Mind, that this display is my very first setup and will probably change down the road as I learn, improve, and add things. Let this journal act as a record of where I began and hopefully as a tool for others looking into selling at fairs!
You might recognize some of these items and descriptions from the Artist Alley diagrams because I totally believe in re-using things where possible.
|My first fair on Fayetteville's courthouse square!|
1. EZ Up Tent - This tent is a great first tent for those who don't want to spend the $1k that most of the Craft Huts cost! It can be set up by one person, is white (as per most art fair requirements), and fairly easy to transport in its included roller bag. Here is a video on how to set it up with one person (because I didn't find the included instructions very helpful). Be warned, however, as this tent is light and is known for blowing away and wreaking havoc! I snagged some velcro weight bags which you can fill with sand or gravel and that strap to the poles so people won't trip over them. ($200 at Sam's Club)
2. Retractable Vertical Banner - A pricey item, to be sure, but the fact I don't have to carry around a big pvc pipe set nor have it taking up space in my car makes this item well worth it! This vinyl banner pulls out from and retracts back into a spring loaded base that is about as big as a tabletop easel and very lightweight. I've lashed it to the tent pole using velcro straps so it wouldn't blow away. Mine was printed by my brother's sign shop. ($300 at Graphic Signs Atlanta for stand with metal base. $100 for cheaper version at Staples)

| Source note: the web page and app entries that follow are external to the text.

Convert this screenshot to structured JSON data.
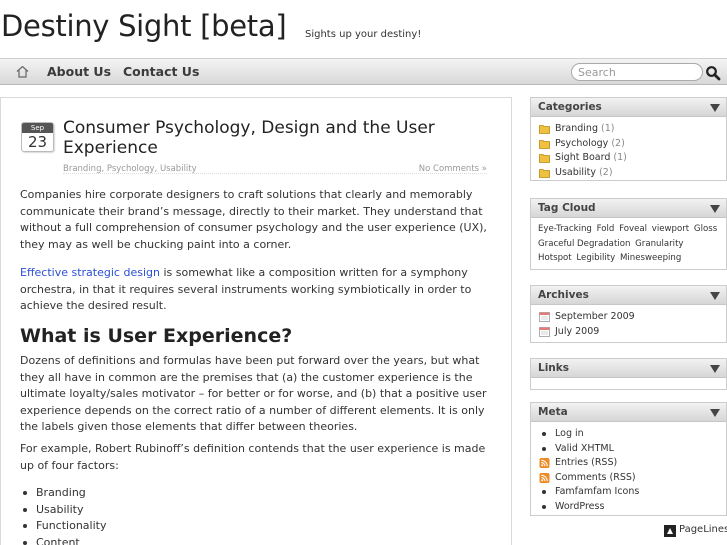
{
  "header": {
    "site_title": "Destiny Sight [beta]",
    "tagline": "Sights up your destiny!"
  },
  "nav": {
    "home_icon": "home-icon",
    "items": [
      {
        "label": "About Us"
      },
      {
        "label": "Contact Us"
      }
    ],
    "search": {
      "placeholder": "Search",
      "value": "",
      "icon": "magnifier-icon"
    }
  },
  "post": {
    "date": {
      "month": "Sep",
      "day": "23"
    },
    "title": "Consumer Psychology, Design and the User Experience",
    "categories": "Branding, Psychology, Usability",
    "comments": "No Comments »",
    "paragraphs": [
      {
        "text": "Companies hire corporate designers to craft solutions that clearly and memorably communicate their brand’s message, directly to their market. They understand that without a full comprehension of consumer psychology and the user experience (UX), they may as well be chucking paint into a corner."
      },
      {
        "link_text": "Effective strategic design",
        "text": " is somewhat like a composition written for a symphony orchestra, in that it requires several instruments working symbiotically in order to achieve the desired result."
      },
      {
        "text": "Dozens of definitions and formulas have been put forward over the years, but what they all have in common are the premises that (a) the customer experience is the ultimate loyalty/sales motivator – for better or for worse, and (b) that a positive user experience depends on the correct ratio of a number of different elements. It is only the labels given those elements that differ between theories."
      },
      {
        "text": "For example, Robert Rubinoff’s definition contends that the user experience is made up of four factors:"
      }
    ],
    "heading": "What is User Experience?",
    "list": [
      "Branding",
      "Usability",
      "Functionality",
      "Content"
    ]
  },
  "sidebar": {
    "categories": {
      "title": "Categories",
      "items": [
        {
          "label": "Branding",
          "count": "(1)"
        },
        {
          "label": "Psychology",
          "count": "(2)"
        },
        {
          "label": "Sight Board",
          "count": "(1)"
        },
        {
          "label": "Usability",
          "count": "(2)"
        }
      ]
    },
    "tag_cloud": {
      "title": "Tag Cloud",
      "tags": [
        "Eye-Tracking",
        "Fold",
        "Foveal",
        "viewport",
        "Gloss",
        "Graceful Degradation",
        "Granularity",
        "Hotspot",
        "Legibility",
        "Minesweeping"
      ]
    },
    "archives": {
      "title": "Archives",
      "items": [
        {
          "label": "September 2009"
        },
        {
          "label": "July 2009"
        }
      ]
    },
    "links": {
      "title": "Links"
    },
    "meta": {
      "title": "Meta",
      "items": [
        {
          "label": "Log in",
          "icon": "bullet"
        },
        {
          "label": "Valid XHTML",
          "icon": "bullet"
        },
        {
          "label": "Entries (RSS)",
          "icon": "rss-icon"
        },
        {
          "label": "Comments (RSS)",
          "icon": "rss-icon"
        },
        {
          "label": "Famfamfam Icons",
          "icon": "bullet"
        },
        {
          "label": "WordPress",
          "icon": "bullet"
        }
      ]
    }
  },
  "footer": {
    "credit": "PageLines"
  },
  "colors": {
    "link": "#2b4fd1",
    "folder": "#f0c040",
    "rss": "#f08a24"
  }
}
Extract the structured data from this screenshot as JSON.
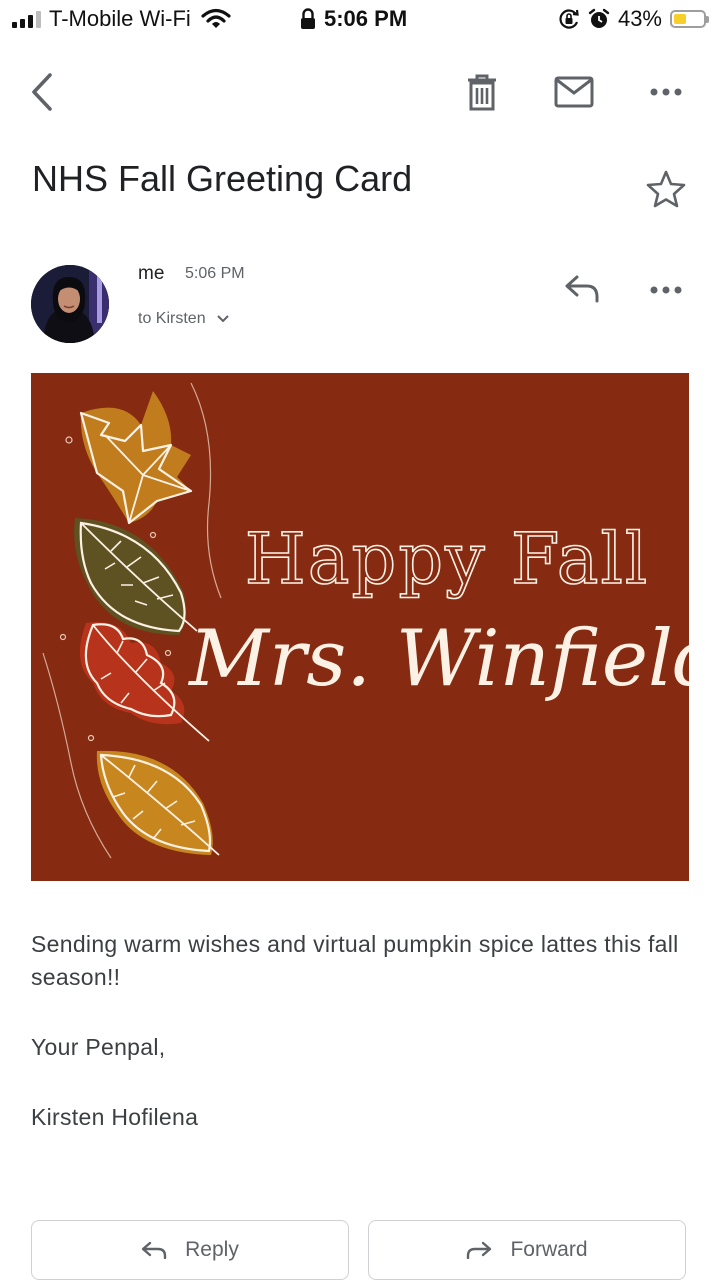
{
  "status_bar": {
    "carrier": "T-Mobile Wi-Fi",
    "time": "5:06 PM",
    "battery_percent": "43%",
    "battery_level": 0.43,
    "battery_color": "#f7cf2a"
  },
  "toolbar": {
    "back_icon": "chevron-left-icon",
    "delete_icon": "trash-icon",
    "mark_unread_icon": "envelope-icon",
    "more_icon": "more-horizontal-icon"
  },
  "email": {
    "subject": "NHS Fall Greeting Card",
    "sender": "me",
    "time": "5:06 PM",
    "recipient": "to Kirsten",
    "card": {
      "line1": "Happy Fall",
      "line2": "Mrs. Winfield",
      "background": "#862a11"
    },
    "body": [
      "Sending warm wishes and virtual pumpkin spice lattes this fall season!!",
      "Your Penpal,",
      "Kirsten Hofilena"
    ]
  },
  "actions": {
    "reply": "Reply",
    "forward": "Forward"
  }
}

Stuff I forgot to include - The Carpet - I like the idea of a carpet in a tent. It feels so much more cozy, as if you're walking into a little shop! It also made the ground a little more even for customers to walk on. We also used it to lay items on while we were setting up so they wouldn't get muddy. My family picked this up in a flea market in Saudi Arabia years ago so I have no idea how much it costs.